It was springtime, and my junior high band, from D.R. Gaul Middle School in Union, Maine, was having a concert at a school an hour away in Waterville, Maine. I don’t remember much of the concert except that it was in a dimly-lit gym.
On the ride home, the bus driver got lost. “We’re just taking a different route!” my conductor said, and by his tone I knew that we’d taken a wrong turn. The other students perked up, looked at each other, and started whispering excitedly. I settled into my seat, with my knees on the one in front of me, and stared out the window. It was a sunny day, and I liked being lost; it was freeing.
The road skirted Colby College, and I remember—very clearly—the green lawns and feeling of openness. Colby is known for its hillocks: mounds of grass-covered earth that resemble steps. Maybe the other students on the bus ohhh-ed at the hillocks leading up to the library—because that area is often photographed and used on postcards, catalogues, and calendars, and this would have been the first time most of us had ever seen Colby—but I don’t specifically remember that part of campus. What I remember, even after more than ten years, is passing what I would later learn were Mary Low and Foss dorms and seeing a student, blonde, barefoot, in a long pink dress, walking down a set of stairs, toward the road. There are hillocks here, too, and people played Frisbee on them. A man strummed his guitar, and a group nearby kicked up a hacky sack.
The scene entered my palette of ideals, and, even before I learned more about its academics, Colby became my “dream school.” About four years after that bus trip, when I was a senior in high school, my mother watched as I opened an envelope from Colby. I burst into tears.
“It’s OK, Erin. It doesn’t matter,” my mother said. “There are other schools.”
But I was crying because I’d been accepted.
For three of my years at Colby, I lived in one of the dorms my band bus had passed: Mary Low. And, nearly every day, I walked down the steps that I’d momentarily seen the girl in the pink dress step down.

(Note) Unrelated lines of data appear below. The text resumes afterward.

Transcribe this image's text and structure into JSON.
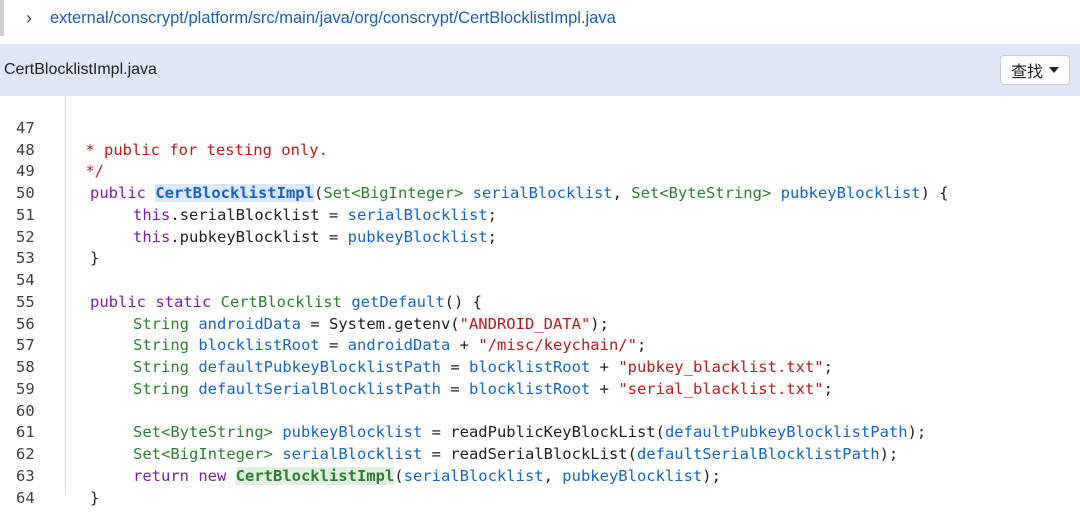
{
  "breadcrumb": {
    "path": "external/conscrypt/platform/src/main/java/org/conscrypt/CertBlocklistImpl.java"
  },
  "file_header": {
    "filename": "CertBlocklistImpl.java",
    "find_label": "查找"
  },
  "code": {
    "line_numbers": [
      "47",
      "48",
      "49",
      "50",
      "51",
      "52",
      "53",
      "54",
      "55",
      "56",
      "57",
      "58",
      "59",
      "60",
      "61",
      "62",
      "63",
      "64"
    ],
    "l47": " * public for testing only.",
    "l48": " */",
    "l49": {
      "kw": "public ",
      "cls": "CertBlocklistImpl",
      "p1": "(",
      "t1": "Set<BigInteger>",
      "sp1": " ",
      "v1": "serialBlocklist",
      "sep": ", ",
      "t2": "Set<ByteString>",
      "sp2": " ",
      "v2": "pubkeyBlocklist",
      "tail": ") {"
    },
    "l50": {
      "kw": "this",
      "mid": ".serialBlocklist = ",
      "v": "serialBlocklist",
      "end": ";"
    },
    "l51": {
      "kw": "this",
      "mid": ".pubkeyBlocklist = ",
      "v": "pubkeyBlocklist",
      "end": ";"
    },
    "l52": "}",
    "l54": {
      "kw": "public static ",
      "ty": "CertBlocklist",
      "sp": " ",
      "fn": "getDefault",
      "end": "() {"
    },
    "l55": {
      "ty": "String",
      "sp": " ",
      "v": "androidData",
      "mid": " = System.getenv(",
      "str": "\"ANDROID_DATA\"",
      "end": ");"
    },
    "l56": {
      "ty": "String",
      "sp": " ",
      "v": "blocklistRoot",
      "mid": " = ",
      "v2": "androidData",
      "plus": " + ",
      "str": "\"/misc/keychain/\"",
      "end": ";"
    },
    "l57": {
      "ty": "String",
      "sp": " ",
      "v": "defaultPubkeyBlocklistPath",
      "mid": " = ",
      "v2": "blocklistRoot",
      "plus": " + ",
      "str": "\"pubkey_blacklist.txt\"",
      "end": ";"
    },
    "l58": {
      "ty": "String",
      "sp": " ",
      "v": "defaultSerialBlocklistPath",
      "mid": " = ",
      "v2": "blocklistRoot",
      "plus": " + ",
      "str": "\"serial_blacklist.txt\"",
      "end": ";"
    },
    "l60": {
      "ty": "Set<ByteString>",
      "sp": " ",
      "v": "pubkeyBlocklist",
      "mid": " = readPublicKeyBlockList(",
      "v2": "defaultPubkeyBlocklistPath",
      "end": ");"
    },
    "l61": {
      "ty": "Set<BigInteger>",
      "sp": " ",
      "v": "serialBlocklist",
      "mid": " = readSerialBlockList(",
      "v2": "defaultSerialBlocklistPath",
      "end": ");"
    },
    "l62": {
      "kw": "return new ",
      "cls": "CertBlocklistImpl",
      "p1": "(",
      "v1": "serialBlocklist",
      "sep": ", ",
      "v2": "pubkeyBlocklist",
      "end": ");"
    },
    "l63": "}"
  },
  "colors": {
    "header_bg": "#dfe6f6",
    "link": "#1a5fb4",
    "keyword": "#7b1fa2",
    "type": "#2e7d32",
    "identifier": "#1565c0",
    "string": "#b71c1c"
  }
}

Starting sophomore year and continuing until I graduated, I also worked at an elementary school in Waterville called the George J. Mitchell School. In Sherril Saulter’s second-grade classroom, I helped teach small groups of children, usually with reading or spelling. George Mitchell is originally from Waterville, and, although I’d heard his name before, I’d never given him much thought. I wouldn’t learn about the George J. Mitchell scholarship until later.
Maybe it was because of the name of the elementary school that I paused when I saw one of George Mitchell’s quotes online. It happened when I was at Colby, and I don’t remember where I saw it, but it struck me. I wrote it down in a little black notebook in which I stored interesting sayings, and, like the image of the girl walking down the steps, his words stayed in my head: “Real fulfillment in your life will come not from leisure, nor from idleness, nor from self-indulgence, but rather from striving with all your physical and spiritual might for a worthwhile objective.”
Before and after receiving this incredible scholarship, I gradually learned more about George Mitchell and his impact on local Maine and people close to me. I learned that he once attended a steak and bean dinner in my hometown of Washington (population 1,300). I learned he was familiar with one of my neighbors, who once ran for state legislature. When I tell people in Maine about the scholarship, they unfailingly respond with something upbeat, such as: “I’ve always admired how George Mitchell worked for peace in Northern Ireland,” “Some senator, huh?” or, “If anyone can bring peace in the Middle East, it’s George.”
So, in February, it was an honor to meet George Mitchell with the other Mitchell scholars. I was thrilled to hear his slight Maine accent. We discussed his role in the Middle East, the peace process in Northern Ireland, and his background growing up in Maine, and I learned—of all things—that he did yard work at Colby for a summer after he graduated from Bowdoin College and that he had helped construct those hillocks by Mary Low and Foss dorms.
I thought of how appropriate it was for this leader to have built such a base and structure out of dirt, to have had a hand in the labor, to have created something that lasted and became a part of the campus’s identity, and which was, essentially, a gathering place. It seems he’s spent his life doing this—shaping the earth.
It’s appropriate, too, how something as simple as constructing a lawn aligned itself with my education and future. It reminds me that what we do affects others and that we never know when, perhaps unconsciously or unintentionally, we might alter other people’s visions of the world and themselves in it. Sometimes, as well, it’s good to be lost because it opens up avenues that were previously impossible.